In order to increase savings on electrical expenses, several households are investing in solar power to produce their own electricity. In this article we will explain how the energy compensation system is applied to self power generators.
ANEEL, the Electricity Regulatory Agency, has started in Brazil an energy compensating system that gives discounts on the electricity bill when there is a surplus in private generation. The system can be used in any power source, although it is more common with photovoltaic power, due to its practicality of deployment in homes.
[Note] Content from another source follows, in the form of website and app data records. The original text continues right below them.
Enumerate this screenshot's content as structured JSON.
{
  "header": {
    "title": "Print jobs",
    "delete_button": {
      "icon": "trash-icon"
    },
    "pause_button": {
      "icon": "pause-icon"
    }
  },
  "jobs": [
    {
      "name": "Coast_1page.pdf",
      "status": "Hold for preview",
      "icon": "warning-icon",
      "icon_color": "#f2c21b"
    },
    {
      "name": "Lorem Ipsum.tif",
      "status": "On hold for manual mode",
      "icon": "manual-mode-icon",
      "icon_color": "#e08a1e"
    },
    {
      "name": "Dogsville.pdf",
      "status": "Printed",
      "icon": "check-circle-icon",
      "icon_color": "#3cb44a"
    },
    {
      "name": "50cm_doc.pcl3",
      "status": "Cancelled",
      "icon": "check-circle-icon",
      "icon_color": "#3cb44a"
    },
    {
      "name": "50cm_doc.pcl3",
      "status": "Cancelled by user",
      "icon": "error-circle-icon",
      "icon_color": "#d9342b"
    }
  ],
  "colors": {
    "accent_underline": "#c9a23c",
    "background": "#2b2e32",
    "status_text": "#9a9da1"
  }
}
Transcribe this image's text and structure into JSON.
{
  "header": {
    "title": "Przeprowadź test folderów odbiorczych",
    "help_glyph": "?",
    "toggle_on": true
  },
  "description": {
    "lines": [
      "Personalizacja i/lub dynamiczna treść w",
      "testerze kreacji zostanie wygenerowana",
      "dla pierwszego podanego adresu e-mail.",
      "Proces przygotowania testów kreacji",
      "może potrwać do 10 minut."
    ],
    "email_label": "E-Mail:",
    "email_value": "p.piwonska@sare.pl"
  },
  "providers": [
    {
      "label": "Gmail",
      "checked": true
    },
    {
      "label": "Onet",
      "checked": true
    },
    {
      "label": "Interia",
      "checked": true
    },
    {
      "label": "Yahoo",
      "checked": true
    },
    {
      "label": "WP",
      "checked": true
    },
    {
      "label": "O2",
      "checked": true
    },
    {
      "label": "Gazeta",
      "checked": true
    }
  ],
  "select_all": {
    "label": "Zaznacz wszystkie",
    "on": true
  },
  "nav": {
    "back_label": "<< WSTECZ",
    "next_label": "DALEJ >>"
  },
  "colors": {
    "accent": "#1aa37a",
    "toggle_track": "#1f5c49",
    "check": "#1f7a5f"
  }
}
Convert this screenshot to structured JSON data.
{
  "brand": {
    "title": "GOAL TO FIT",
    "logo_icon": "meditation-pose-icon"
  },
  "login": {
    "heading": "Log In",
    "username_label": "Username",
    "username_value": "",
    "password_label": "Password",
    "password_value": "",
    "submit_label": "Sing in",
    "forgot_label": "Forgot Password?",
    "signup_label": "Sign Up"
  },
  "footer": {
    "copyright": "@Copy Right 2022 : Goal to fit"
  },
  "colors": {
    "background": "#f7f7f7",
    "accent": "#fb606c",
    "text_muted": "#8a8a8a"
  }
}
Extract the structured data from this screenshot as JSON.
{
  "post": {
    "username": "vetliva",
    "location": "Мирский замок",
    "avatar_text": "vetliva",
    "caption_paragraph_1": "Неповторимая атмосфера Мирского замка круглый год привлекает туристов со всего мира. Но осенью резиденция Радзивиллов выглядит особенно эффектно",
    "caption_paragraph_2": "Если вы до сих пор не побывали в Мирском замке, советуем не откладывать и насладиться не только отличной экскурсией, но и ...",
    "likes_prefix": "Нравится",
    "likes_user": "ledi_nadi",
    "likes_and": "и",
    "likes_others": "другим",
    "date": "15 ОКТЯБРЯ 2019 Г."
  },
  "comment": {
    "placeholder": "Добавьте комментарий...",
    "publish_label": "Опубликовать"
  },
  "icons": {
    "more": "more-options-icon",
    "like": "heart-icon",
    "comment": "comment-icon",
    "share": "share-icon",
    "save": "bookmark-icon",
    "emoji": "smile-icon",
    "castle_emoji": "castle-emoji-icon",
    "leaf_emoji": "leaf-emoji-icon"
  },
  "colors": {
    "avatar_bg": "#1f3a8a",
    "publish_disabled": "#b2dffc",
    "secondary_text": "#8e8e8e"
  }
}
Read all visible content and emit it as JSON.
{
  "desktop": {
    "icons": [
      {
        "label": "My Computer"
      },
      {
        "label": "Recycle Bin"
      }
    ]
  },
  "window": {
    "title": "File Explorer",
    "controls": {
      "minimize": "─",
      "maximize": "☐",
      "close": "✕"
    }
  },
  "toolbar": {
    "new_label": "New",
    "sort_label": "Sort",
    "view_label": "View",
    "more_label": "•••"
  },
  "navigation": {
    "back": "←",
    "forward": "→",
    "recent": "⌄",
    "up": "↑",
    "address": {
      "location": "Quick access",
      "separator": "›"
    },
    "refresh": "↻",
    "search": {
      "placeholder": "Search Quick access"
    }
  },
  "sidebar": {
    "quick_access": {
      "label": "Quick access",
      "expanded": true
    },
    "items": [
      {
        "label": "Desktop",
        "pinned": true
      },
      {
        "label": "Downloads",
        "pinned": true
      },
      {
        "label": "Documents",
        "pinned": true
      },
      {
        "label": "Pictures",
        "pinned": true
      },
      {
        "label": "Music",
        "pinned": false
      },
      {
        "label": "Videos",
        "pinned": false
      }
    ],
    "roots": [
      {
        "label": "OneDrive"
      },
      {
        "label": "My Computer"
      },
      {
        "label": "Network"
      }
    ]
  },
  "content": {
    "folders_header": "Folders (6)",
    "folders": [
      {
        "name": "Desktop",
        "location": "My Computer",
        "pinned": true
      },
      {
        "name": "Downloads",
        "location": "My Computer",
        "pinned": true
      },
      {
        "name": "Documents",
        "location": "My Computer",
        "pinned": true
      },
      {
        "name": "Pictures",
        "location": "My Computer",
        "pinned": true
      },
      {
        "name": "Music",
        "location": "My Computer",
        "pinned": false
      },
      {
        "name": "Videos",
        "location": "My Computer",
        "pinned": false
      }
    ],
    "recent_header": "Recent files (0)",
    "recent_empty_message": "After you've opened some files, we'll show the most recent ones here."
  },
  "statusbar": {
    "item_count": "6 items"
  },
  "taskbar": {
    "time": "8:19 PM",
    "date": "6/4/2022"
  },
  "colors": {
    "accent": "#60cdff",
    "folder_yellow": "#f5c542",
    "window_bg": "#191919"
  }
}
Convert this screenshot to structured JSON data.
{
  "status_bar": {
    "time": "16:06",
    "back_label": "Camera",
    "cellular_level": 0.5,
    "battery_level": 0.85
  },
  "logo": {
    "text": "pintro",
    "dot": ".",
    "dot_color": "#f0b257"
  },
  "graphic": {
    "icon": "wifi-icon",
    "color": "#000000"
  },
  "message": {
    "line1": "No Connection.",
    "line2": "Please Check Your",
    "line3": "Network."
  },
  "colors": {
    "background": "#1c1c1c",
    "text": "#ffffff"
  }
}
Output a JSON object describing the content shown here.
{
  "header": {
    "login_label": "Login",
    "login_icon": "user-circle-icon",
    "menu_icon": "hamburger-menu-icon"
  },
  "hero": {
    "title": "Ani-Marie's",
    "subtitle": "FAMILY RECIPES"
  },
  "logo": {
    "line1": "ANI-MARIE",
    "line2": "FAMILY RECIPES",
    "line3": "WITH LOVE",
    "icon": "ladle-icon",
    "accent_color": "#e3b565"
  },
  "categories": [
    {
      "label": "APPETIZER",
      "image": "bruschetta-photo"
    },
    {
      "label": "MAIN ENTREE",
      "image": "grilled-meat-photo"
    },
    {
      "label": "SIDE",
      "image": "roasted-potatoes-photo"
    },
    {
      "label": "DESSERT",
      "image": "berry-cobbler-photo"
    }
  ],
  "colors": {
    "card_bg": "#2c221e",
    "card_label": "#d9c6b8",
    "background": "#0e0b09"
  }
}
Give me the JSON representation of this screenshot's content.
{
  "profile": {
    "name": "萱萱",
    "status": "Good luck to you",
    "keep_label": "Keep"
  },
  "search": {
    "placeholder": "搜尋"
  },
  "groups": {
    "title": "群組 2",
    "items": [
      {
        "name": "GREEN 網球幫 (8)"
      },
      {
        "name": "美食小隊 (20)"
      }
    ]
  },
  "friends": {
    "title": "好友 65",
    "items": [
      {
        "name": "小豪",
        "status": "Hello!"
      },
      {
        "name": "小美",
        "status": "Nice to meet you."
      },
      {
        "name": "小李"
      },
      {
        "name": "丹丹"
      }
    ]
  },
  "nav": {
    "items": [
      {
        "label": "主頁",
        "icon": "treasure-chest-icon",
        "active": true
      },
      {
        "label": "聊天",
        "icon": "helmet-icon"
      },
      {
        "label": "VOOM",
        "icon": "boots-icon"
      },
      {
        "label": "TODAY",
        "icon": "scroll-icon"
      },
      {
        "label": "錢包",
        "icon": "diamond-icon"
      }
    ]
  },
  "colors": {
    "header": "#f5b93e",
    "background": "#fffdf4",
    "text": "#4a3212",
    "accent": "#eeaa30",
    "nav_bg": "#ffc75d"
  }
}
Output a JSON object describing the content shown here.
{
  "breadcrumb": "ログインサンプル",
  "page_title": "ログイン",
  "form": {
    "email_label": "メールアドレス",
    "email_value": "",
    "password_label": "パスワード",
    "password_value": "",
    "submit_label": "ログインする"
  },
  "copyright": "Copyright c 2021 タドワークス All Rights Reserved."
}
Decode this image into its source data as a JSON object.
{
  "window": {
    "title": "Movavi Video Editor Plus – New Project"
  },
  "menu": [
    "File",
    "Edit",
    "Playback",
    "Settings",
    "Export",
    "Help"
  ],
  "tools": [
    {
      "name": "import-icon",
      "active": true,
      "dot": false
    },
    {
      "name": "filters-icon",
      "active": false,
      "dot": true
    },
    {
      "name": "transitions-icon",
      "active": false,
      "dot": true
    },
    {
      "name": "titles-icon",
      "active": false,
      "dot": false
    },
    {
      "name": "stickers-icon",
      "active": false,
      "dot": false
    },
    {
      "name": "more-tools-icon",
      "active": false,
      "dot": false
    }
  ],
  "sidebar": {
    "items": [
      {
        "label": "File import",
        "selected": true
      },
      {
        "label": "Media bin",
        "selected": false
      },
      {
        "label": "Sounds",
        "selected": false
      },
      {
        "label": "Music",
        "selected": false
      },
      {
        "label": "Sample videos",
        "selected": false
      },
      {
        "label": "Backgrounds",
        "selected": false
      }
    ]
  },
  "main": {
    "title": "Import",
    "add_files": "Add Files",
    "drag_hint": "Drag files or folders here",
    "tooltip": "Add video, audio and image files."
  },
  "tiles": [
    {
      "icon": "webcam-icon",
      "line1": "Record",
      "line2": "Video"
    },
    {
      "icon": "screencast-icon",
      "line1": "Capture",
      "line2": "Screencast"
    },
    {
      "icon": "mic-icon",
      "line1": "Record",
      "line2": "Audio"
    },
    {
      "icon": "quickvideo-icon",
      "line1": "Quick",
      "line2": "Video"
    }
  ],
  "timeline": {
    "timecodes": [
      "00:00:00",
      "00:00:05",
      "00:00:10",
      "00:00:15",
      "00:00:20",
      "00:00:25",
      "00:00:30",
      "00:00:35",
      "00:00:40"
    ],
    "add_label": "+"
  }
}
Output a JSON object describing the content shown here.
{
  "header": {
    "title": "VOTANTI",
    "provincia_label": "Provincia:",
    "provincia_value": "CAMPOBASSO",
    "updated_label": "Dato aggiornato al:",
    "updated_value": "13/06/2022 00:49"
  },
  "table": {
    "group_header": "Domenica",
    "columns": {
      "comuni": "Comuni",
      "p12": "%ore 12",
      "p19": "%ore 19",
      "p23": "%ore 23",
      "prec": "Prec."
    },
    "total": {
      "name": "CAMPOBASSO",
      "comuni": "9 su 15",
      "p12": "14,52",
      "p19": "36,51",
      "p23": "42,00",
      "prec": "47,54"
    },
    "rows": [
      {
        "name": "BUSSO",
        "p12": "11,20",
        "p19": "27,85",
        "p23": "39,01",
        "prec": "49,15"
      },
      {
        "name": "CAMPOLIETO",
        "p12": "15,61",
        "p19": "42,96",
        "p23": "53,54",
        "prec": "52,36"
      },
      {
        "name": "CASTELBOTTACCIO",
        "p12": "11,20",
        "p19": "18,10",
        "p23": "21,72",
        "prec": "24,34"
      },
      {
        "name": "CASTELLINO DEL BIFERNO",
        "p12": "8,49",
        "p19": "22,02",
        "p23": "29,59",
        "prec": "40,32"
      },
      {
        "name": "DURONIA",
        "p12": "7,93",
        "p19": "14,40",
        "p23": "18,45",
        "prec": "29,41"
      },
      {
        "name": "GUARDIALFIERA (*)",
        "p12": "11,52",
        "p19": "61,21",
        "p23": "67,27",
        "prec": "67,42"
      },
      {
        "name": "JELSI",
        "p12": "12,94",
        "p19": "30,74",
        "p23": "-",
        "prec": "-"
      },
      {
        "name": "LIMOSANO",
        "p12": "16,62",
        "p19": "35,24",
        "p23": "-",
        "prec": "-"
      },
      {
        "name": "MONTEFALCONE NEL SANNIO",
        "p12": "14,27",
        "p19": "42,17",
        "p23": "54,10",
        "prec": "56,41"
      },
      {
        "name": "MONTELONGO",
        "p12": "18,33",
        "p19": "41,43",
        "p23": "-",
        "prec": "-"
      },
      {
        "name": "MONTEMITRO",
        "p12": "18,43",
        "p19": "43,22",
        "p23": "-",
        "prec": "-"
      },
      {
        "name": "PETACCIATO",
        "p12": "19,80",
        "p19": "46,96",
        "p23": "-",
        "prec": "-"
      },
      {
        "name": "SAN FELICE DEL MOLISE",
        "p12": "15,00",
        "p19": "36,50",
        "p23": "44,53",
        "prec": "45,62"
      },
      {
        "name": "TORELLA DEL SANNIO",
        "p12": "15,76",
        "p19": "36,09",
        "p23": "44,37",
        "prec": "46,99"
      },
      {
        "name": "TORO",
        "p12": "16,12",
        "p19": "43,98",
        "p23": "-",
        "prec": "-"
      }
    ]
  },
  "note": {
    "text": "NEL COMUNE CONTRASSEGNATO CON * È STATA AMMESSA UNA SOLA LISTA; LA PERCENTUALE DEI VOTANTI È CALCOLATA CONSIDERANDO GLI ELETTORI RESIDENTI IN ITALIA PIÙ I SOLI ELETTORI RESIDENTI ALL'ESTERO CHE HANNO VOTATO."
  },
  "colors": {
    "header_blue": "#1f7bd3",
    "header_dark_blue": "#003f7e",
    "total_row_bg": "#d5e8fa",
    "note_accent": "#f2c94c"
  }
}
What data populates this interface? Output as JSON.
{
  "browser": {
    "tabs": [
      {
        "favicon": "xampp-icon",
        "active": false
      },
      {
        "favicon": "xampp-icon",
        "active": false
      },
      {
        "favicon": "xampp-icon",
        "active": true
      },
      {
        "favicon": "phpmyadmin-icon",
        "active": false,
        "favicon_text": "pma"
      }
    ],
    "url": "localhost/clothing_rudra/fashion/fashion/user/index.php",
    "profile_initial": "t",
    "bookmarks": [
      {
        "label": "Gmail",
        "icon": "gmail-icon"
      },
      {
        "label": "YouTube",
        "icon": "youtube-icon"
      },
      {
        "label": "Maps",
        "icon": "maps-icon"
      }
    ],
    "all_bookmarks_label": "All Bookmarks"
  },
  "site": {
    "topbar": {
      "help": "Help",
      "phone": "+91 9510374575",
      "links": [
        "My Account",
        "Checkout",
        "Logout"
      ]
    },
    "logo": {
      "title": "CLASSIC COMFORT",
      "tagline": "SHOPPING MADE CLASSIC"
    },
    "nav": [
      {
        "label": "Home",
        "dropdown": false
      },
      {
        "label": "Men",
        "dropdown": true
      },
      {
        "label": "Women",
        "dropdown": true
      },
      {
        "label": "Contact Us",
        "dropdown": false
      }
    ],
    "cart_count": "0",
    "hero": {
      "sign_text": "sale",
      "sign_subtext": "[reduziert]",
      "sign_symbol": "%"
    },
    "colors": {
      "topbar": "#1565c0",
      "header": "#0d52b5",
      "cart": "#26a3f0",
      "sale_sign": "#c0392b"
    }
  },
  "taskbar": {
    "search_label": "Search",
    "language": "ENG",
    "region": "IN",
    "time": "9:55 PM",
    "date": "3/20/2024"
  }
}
Solar energy is considered to be a promising power source in Brazil, due to the high levels of solar radiation. Even though the country still lacks major solar plants for commercial scale generation, many households are already investing in the source due to the high prices of the electricity. Photovoltaic energy brings benefits such as savings and sustainability.
The power generation in houses, commerce and industries is considered by ANEEL as microgeneration and mini-generation. Microgeneration is every electrical generator with a deployed capacity power lower or equal to 100 kW, and mini-generation are those with a deployed power capacity superior to 100 KW and lower or equal to 1 MW.
Operation of photovoltaic energy generation in homes
The generation system is quite simple, since it requires a limited amount of equipment. Most of it is provided by companies that offer complete solutions for the system, including deployment and analysis of the generation conditions. The cost for setting up the system is not specified by ANEEL and must be paid exclusively by the consumer, since the energy providers do not offer any kind of equipment or refund.
There are no restrictions for the location of the deployment in Brazil, which means you can also use the system in rural areas, noting that it must be associated to a consumption unit and an energy provider. In addition there is the off-grid system, that uses a battery charged by the panels to supply the house when the power generated by the panel is not sufficient. This can be more expensive and, therefore, not commonly used. The deployed power capacity of the microgeneration or minigereration distributed is limited to the deployed electric charge or to the demand hired by the consumption unit.
The energy generated by the panels are sent to a power conditioning system that control and transform the current into enough power to adequately operate electric goods in the house. The energy storage system, such as batteries, is optional for those connected directly to the power grid. Usually a two-way meter is used, in order to measure the electricity that leaves and enters the house.
The price of deployment ranges from BRL 12,000 to BRL 24,000 in small houses, with a consumption rate of 1.5 KWp to 2 KWp. A system with 1 MWp can reach BRL 6 million. A return on the investment of the generation system can be expected in about 5 to 10 years.
Electric Energy Compensation System
The compensation system is defined as any system that returns to the local grid, with no extra charges, the surplus of its generation, resulting in a discount on the bill according to specific rules. Clients of low and medium power such as industry, commerce and homes can require the compensation system.
ANEEL published general regulations for microgeneration and mini-generation, but each local provider adapt some of it according to the technical specifications on the grid. So, in order to obtain the specifications, you must contact the provider on their website or via their customer service.
The compensation system must follow strict charging rules already determined by ANEEL. The energy generated must be used to compensate the energy consumption in a time interval on the same time period as it was produced. For example, what is generated during peak hours, that range from 5PM to 10PM, will only be compensated what is consumed during this time period. If there are remaining credits, they can be used in other consumption units chosen by the client that are registered in the program, until they are paid. The credits are valid for a 36-month period. Since 2012, all Brazilian energy providers are able to support private generation, and must provide within 60 days of request all information the customer needs to know about the process.